Throughout the listing below, show every line in which "Ratings" occurs.
============
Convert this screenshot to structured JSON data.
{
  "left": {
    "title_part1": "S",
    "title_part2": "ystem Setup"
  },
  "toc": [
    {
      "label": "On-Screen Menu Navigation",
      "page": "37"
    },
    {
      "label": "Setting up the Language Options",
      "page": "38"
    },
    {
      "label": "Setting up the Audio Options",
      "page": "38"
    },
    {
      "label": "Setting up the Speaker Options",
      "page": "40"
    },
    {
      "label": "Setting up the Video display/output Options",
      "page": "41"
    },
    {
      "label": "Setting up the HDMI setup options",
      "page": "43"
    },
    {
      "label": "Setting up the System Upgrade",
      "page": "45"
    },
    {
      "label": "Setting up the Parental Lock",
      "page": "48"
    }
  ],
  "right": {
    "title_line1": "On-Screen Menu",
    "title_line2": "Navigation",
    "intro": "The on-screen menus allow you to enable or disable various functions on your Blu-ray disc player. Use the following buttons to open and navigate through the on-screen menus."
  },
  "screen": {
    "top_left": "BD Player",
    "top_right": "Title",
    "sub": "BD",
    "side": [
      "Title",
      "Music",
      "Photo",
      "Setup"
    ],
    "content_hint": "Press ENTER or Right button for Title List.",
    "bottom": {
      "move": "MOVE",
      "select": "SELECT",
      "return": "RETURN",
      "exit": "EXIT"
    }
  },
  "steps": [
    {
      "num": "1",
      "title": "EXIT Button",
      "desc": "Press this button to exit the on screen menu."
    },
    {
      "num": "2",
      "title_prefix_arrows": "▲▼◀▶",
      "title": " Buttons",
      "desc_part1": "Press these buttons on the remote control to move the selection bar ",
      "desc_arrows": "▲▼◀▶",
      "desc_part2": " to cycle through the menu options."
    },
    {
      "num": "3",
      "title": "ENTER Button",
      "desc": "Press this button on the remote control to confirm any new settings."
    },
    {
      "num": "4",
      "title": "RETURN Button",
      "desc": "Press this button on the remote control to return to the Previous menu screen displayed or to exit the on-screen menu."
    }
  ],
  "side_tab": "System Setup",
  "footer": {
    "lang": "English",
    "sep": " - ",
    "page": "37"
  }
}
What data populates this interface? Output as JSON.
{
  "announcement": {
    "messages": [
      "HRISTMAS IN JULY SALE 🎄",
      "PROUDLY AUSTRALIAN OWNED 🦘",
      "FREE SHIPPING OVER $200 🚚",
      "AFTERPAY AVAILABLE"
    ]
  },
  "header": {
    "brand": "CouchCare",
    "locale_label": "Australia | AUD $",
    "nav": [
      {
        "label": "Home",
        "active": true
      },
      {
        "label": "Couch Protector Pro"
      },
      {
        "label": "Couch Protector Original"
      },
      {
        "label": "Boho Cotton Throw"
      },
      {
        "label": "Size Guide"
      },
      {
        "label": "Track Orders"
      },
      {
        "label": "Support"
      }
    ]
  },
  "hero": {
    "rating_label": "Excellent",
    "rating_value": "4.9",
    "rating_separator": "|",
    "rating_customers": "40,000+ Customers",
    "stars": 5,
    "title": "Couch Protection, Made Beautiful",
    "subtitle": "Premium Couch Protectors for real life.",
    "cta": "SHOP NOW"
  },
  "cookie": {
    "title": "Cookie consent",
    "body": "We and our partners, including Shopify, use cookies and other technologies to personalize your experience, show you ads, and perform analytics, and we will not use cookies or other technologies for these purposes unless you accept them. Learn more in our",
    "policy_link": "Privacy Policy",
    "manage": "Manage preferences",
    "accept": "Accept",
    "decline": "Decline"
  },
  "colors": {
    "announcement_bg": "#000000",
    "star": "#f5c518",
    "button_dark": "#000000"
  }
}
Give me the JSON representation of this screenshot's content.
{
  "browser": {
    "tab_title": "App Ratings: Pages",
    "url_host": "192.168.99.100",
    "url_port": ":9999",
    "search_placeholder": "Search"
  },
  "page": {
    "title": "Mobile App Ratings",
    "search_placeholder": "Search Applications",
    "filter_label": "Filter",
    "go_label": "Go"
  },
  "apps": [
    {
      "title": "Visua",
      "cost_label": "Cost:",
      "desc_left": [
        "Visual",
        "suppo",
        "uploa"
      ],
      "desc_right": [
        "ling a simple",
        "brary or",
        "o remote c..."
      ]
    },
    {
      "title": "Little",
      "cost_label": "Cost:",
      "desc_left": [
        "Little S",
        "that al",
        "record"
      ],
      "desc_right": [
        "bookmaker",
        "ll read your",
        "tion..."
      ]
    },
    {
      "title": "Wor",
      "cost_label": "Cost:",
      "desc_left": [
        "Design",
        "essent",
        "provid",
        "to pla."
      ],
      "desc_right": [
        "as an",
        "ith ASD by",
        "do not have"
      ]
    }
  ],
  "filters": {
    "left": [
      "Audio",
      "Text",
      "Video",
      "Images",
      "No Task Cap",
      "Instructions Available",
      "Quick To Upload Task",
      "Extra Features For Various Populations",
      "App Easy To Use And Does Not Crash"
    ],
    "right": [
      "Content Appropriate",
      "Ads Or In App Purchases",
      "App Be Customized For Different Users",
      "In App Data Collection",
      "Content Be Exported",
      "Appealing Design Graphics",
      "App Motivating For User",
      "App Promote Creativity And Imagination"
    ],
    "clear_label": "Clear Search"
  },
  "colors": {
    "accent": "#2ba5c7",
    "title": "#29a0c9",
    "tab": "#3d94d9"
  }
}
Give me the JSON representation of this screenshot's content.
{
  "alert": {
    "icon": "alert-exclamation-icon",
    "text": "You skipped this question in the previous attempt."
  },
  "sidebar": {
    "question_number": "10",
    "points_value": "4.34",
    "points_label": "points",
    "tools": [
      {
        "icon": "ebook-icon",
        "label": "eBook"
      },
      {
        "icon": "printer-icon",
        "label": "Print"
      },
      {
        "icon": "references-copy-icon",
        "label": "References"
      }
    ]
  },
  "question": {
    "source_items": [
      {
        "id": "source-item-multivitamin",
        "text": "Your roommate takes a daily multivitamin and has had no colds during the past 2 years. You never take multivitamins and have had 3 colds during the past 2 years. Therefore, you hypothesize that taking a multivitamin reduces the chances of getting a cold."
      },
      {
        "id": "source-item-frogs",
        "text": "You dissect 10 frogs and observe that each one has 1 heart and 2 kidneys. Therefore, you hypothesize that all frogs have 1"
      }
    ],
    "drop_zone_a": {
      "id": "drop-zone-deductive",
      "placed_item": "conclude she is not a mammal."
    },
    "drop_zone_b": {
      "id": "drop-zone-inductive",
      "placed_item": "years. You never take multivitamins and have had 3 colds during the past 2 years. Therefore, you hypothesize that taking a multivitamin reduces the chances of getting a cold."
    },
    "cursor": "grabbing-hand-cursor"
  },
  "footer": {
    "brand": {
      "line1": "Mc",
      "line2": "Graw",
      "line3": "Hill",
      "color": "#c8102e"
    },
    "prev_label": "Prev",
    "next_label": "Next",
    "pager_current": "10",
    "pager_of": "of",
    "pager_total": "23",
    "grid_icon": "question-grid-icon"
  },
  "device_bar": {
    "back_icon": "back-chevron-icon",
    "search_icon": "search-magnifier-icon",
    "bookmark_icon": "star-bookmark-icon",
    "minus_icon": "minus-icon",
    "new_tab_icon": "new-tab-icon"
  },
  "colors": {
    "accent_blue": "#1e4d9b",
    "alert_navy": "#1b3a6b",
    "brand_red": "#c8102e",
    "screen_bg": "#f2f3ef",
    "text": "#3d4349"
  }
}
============
Answer section:
    "tab_title": "App Ratings: Pages",
    "title": "Mobile App Ratings",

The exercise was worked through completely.